Other wheel bugs?[edit]

The Reduviidae article mentions other genera in the "wheel bugs", including Arilus, Melanolestes, Psellipus, Reduvius, Rhiginia, Sinea, Triatoma, and Zelus. This article about wheel bugs, on the other hand, mentions only one species. This inconsistency needs to be remedied, either by changing the Reduviidae article, or by moving this page to Arilus cristatus and mentionning all genera that are called "wheel bugs" here. I'm not sure myself which is the correct use of the term. IronChris | (talk) 05:44, 10 December 2006 (UTC)

The other genera are all "assassin bugs" - the text says "assassin bugs and wheel bugs". 7 genera of assassins, one of wheel bugs. Dyanega 21:52, 12 February 2007 (UTC)

Wheeler Vinchuca[edit]

This bug somewhat like the dangerous Vinchuca bug.

Bibliography[edit]

Bibliography: This list contains potential sources to be used to improve the accuracy and scope of the article

JOHNSON, BILL. "The Wheel Bug." Horticulture 111.2 (2014): 16. MasterFILE Premier. Web. 12 Oct. 2016.

CRISTATUS, ARILUS, and Scott Creary. "Wheel Bug." Organic Gardening 61.5 (2014): 62. Health Source - Consumer Edition. Web. 12 Oct. 2016.

"Assassin Bug." Columbia Electronic Encyclopedia, 6Th Edition (2016): 1. MAS Ultra - School Edition. Web. 12 Oct. 2016.

HALL, Maurice C. LESIONS DUE TO THE BITE OF THE WHEEL-BUG, ARILUS CRISTATUS (HEMIPTERA; REDUVIIDAE). Arch Intern Med (Chic). 1924;33(4):513-515.

Hagerty, A. M., and J. E. McPherson. “Life History and Laboratory Rearing of Arilus Cristatus (Heteroptera: Reduviidae) in Southern Illinois.” The Florida Entomologist, vol. 83, no. 1, 2000, pp. 58–63. http://www.jstor.org/stable/3496229.

Morrison, III, William R., Clarissa R. Mathews, and Tracy C. Leskey. "Frequency, Efficiency, And Physical Characteristics Of Predation By Generalist Predators Of Brown Marmorated Stink Bug (Hemiptera: Pentatomidae) Eggs." Biological Control 97.(2016): 120-130. ScienceDirect. Web. 12 Oct. 2016. *Potential Source*

Ryan Thron (talk) 21:49, 12 October 2016 (UTC)

Article Feedback and Potential Improvements[edit]

The article fails to mention any predatory threats which the wheel bug may face in its environment. It also neglects to point out any interactions which the organism may have with other species in its habitat which are not pertinent to a predator-prey dynamic.

In the same way, details concerning the preferred niches which the species occupies and the details of its reproductive life cycle are absent. Visual aids concerning the nymph stages of the wheel bug may be appropriate to include in future revisions.

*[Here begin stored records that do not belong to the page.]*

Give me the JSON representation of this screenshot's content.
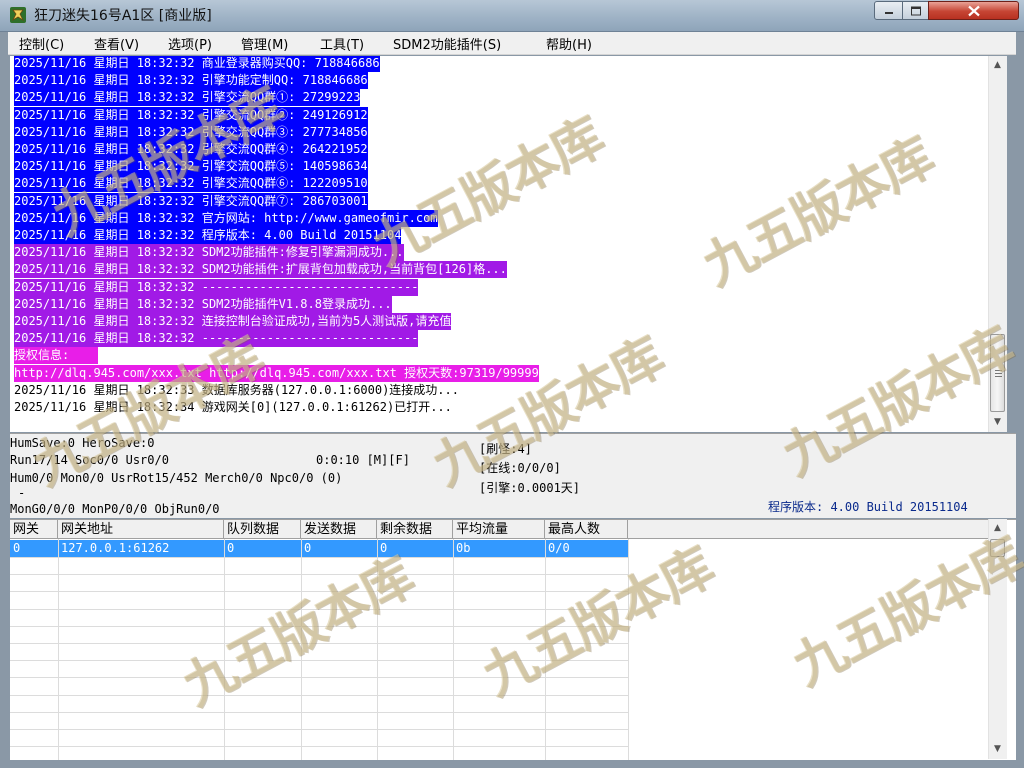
{
  "window": {
    "title": "狂刀迷失16号A1区 [商业版]",
    "controls": [
      "minimize",
      "maximize",
      "close"
    ]
  },
  "menu": [
    {
      "label": "控制(C)"
    },
    {
      "label": "查看(V)"
    },
    {
      "label": "选项(P)"
    },
    {
      "label": "管理(M)"
    },
    {
      "label": "工具(T)"
    },
    {
      "label": "SDM2功能插件(S)"
    },
    {
      "label": "帮助(H)"
    }
  ],
  "colors": {
    "blue_highlight": "#0000ff",
    "purple_highlight": "#a11ae6",
    "magenta_highlight": "#e81ee8",
    "selection": "#3399ff",
    "version_text": "#0a2a8c"
  },
  "log": [
    {
      "text": "2025/11/16 星期日 18:32:32 商业登录器购买QQ: 718846686",
      "style": "blue"
    },
    {
      "text": "2025/11/16 星期日 18:32:32 引擎功能定制QQ: 718846686",
      "style": "blue"
    },
    {
      "text": "2025/11/16 星期日 18:32:32 引擎交流QQ群①: 27299223",
      "style": "blue"
    },
    {
      "text": "2025/11/16 星期日 18:32:32 引擎交流QQ群②: 249126912",
      "style": "blue"
    },
    {
      "text": "2025/11/16 星期日 18:32:32 引擎交流QQ群③: 277734856",
      "style": "blue"
    },
    {
      "text": "2025/11/16 星期日 18:32:32 引擎交流QQ群④: 264221952",
      "style": "blue"
    },
    {
      "text": "2025/11/16 星期日 18:32:32 引擎交流QQ群⑤: 140598634",
      "style": "blue"
    },
    {
      "text": "2025/11/16 星期日 18:32:32 引擎交流QQ群⑥: 122209510",
      "style": "blue"
    },
    {
      "text": "2025/11/16 星期日 18:32:32 引擎交流QQ群⑦: 286703001",
      "style": "blue"
    },
    {
      "text": "2025/11/16 星期日 18:32:32 官方网站: http://www.gameofmir.com",
      "style": "blue"
    },
    {
      "text": "2025/11/16 星期日 18:32:32 程序版本: 4.00 Build 20151104",
      "style": "blue"
    },
    {
      "text": "2025/11/16 星期日 18:32:32 SDM2功能插件:修复引擎漏洞成功...",
      "style": "purple"
    },
    {
      "text": "2025/11/16 星期日 18:32:32 SDM2功能插件:扩展背包加载成功,当前背包[126]格...",
      "style": "purple"
    },
    {
      "text": "2025/11/16 星期日 18:32:32 ------------------------------",
      "style": "purple"
    },
    {
      "text": "2025/11/16 星期日 18:32:32 SDM2功能插件V1.8.8登录成功...",
      "style": "purple"
    },
    {
      "text": "2025/11/16 星期日 18:32:32 连接控制台验证成功,当前为5人测试版,请充值",
      "style": "purple"
    },
    {
      "text": "2025/11/16 星期日 18:32:32 ------------------------------",
      "style": "purple"
    },
    {
      "text": "授权信息:",
      "style": "magenta"
    },
    {
      "text": "http://dlq.945.com/xxx.txt http://dlq.945.com/xxx.txt 授权天数:97319/99999",
      "style": "magenta"
    },
    {
      "text": "2025/11/16 星期日 18:32:33 数据库服务器(127.0.0.1:6000)连接成功...",
      "style": "plain"
    },
    {
      "text": "2025/11/16 星期日 18:32:34 游戏网关[0](127.0.0.1:61262)已打开...",
      "style": "plain"
    }
  ],
  "status": {
    "line1": "HumSave:0 HeroSave:0",
    "line2": "Run17/14 Soc0/0 Usr0/0",
    "time": "0:0:10 [M][F]",
    "line3": "Hum0/0 Mon0/0 UsrRot15/452 Merch0/0 Npc0/0 (0)",
    "line4": "-",
    "line5": "MonG0/0/0 MonP0/0/0 ObjRun0/0",
    "refresh": "[刷怪:4]",
    "online": "[在线:0/0/0]",
    "engine": "[引擎:0.0001天]",
    "version": "程序版本: 4.00 Build 20151104"
  },
  "table": {
    "columns": [
      "网关",
      "网关地址",
      "队列数据",
      "发送数据",
      "剩余数据",
      "平均流量",
      "最高人数"
    ],
    "rows": [
      [
        "0",
        "127.0.0.1:61262",
        "0",
        "0",
        "0",
        "0b",
        "0/0"
      ]
    ]
  },
  "watermark": {
    "text": "九五版本库",
    "url": "www.95bbb.com"
  }
}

I hope to address as many of these aspects of the wheel bug and its life cycle as possible through conducting research. However, any other users, please exercise your liberty as editors to make similar improvements to the article as you see fit. Ryan Thron (talk) 13:56, 19 October 2016 (UTC) Ryan Thron (talk) 21:49, 12 October 2016 (UTC)